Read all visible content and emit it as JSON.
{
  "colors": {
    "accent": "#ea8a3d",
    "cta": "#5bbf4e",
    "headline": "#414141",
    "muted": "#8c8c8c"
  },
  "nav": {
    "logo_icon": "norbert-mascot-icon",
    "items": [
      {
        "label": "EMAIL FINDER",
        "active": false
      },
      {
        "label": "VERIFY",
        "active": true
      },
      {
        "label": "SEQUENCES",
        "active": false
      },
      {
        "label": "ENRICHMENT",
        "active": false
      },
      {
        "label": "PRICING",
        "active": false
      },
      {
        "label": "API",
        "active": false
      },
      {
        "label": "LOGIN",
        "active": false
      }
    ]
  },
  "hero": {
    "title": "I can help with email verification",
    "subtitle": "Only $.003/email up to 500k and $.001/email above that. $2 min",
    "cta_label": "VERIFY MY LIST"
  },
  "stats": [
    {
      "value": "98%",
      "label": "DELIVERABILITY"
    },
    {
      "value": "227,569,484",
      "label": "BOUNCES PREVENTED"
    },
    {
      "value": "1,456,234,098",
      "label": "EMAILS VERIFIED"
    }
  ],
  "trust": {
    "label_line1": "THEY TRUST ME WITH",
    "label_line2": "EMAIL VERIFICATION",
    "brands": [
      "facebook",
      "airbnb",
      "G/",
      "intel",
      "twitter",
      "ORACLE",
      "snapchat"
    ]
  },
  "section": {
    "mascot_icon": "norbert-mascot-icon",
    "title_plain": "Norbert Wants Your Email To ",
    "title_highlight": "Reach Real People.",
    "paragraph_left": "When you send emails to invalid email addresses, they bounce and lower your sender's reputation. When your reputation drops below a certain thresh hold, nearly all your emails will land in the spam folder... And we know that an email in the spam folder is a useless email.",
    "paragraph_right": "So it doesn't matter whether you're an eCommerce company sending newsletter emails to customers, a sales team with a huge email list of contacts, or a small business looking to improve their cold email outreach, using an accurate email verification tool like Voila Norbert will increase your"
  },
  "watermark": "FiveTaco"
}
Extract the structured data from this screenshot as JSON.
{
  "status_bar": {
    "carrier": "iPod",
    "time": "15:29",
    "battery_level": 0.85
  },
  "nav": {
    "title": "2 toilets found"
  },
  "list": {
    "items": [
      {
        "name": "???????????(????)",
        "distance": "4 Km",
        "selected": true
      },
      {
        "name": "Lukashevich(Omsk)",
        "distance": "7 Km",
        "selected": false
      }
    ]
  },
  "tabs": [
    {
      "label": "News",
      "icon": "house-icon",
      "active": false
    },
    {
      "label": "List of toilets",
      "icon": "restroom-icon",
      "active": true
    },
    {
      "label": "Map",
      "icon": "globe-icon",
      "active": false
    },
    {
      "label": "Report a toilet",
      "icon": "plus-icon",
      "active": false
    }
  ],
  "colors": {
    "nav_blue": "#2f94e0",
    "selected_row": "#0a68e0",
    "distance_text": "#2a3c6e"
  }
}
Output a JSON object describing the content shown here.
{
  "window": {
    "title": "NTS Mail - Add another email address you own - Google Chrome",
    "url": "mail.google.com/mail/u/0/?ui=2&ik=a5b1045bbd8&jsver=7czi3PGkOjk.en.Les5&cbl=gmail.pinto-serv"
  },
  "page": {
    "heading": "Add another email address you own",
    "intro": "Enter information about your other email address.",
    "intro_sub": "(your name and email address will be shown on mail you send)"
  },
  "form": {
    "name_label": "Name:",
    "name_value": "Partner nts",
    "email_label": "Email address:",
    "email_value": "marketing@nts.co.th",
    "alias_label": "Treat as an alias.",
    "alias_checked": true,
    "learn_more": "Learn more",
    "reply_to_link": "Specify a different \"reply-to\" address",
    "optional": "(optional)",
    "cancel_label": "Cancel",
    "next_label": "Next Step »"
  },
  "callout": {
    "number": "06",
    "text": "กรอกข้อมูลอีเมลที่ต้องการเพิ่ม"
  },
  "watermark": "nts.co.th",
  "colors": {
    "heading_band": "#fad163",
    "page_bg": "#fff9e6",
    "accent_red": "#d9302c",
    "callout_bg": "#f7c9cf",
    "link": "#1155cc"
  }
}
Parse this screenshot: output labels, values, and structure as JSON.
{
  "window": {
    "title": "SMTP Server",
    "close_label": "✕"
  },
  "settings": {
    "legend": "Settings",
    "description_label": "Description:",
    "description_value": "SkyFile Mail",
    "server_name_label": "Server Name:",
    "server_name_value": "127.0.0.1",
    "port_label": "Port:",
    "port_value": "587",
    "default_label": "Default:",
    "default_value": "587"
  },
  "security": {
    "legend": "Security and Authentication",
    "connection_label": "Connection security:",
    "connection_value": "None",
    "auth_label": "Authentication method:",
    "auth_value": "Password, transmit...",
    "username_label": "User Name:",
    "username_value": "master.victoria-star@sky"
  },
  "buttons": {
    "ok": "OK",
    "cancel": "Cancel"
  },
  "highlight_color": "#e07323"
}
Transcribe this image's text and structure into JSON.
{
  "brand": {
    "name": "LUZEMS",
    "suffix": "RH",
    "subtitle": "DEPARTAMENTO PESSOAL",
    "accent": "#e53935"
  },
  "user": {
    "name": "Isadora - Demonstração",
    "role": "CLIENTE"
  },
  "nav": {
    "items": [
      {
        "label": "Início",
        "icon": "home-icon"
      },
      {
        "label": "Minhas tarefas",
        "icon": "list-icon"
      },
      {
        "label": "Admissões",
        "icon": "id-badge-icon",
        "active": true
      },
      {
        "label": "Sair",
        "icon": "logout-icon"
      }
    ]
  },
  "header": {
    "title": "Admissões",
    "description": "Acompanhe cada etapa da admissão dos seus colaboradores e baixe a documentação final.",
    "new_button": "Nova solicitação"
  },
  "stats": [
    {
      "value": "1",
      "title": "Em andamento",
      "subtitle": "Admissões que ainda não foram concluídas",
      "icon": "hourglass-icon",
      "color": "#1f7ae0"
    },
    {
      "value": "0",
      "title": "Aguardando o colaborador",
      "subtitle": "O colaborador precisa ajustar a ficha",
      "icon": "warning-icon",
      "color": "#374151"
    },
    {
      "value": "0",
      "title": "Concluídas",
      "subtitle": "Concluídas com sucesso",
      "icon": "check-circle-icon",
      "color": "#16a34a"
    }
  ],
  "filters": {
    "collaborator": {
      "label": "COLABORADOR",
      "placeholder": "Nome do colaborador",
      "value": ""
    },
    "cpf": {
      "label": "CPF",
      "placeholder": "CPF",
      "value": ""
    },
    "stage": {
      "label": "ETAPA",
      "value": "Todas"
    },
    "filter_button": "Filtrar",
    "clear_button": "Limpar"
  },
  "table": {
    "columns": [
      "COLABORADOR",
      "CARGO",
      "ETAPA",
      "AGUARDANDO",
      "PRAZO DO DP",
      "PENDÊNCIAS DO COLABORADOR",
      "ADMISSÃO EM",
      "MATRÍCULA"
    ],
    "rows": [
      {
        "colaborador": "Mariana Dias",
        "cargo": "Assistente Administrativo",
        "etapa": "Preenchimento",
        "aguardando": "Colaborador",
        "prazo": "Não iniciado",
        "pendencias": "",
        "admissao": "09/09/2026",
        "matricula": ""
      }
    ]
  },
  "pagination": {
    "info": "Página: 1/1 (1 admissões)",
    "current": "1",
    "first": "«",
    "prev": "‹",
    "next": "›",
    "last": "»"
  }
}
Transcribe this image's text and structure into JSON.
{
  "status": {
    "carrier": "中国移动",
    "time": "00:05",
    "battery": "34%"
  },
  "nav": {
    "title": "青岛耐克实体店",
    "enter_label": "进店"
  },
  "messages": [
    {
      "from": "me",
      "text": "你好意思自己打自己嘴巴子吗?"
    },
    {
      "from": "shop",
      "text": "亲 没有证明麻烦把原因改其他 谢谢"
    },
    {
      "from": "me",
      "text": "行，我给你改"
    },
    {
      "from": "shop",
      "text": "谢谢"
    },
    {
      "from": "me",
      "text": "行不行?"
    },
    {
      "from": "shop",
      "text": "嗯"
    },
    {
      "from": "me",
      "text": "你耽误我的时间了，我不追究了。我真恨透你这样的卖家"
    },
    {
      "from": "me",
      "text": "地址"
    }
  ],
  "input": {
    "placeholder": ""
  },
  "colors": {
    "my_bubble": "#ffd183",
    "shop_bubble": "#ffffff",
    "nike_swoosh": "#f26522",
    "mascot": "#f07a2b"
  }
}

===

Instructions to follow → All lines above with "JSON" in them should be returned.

Solution for this problem →
Read all visible content and emit it as JSON.
Extract the structured data from this screenshot as JSON.
Output a JSON object describing the content shown here.
Parse this screenshot: output labels, values, and structure as JSON.
Transcribe this image's text and structure into JSON.
Transcribe this image's text and structure into JSON.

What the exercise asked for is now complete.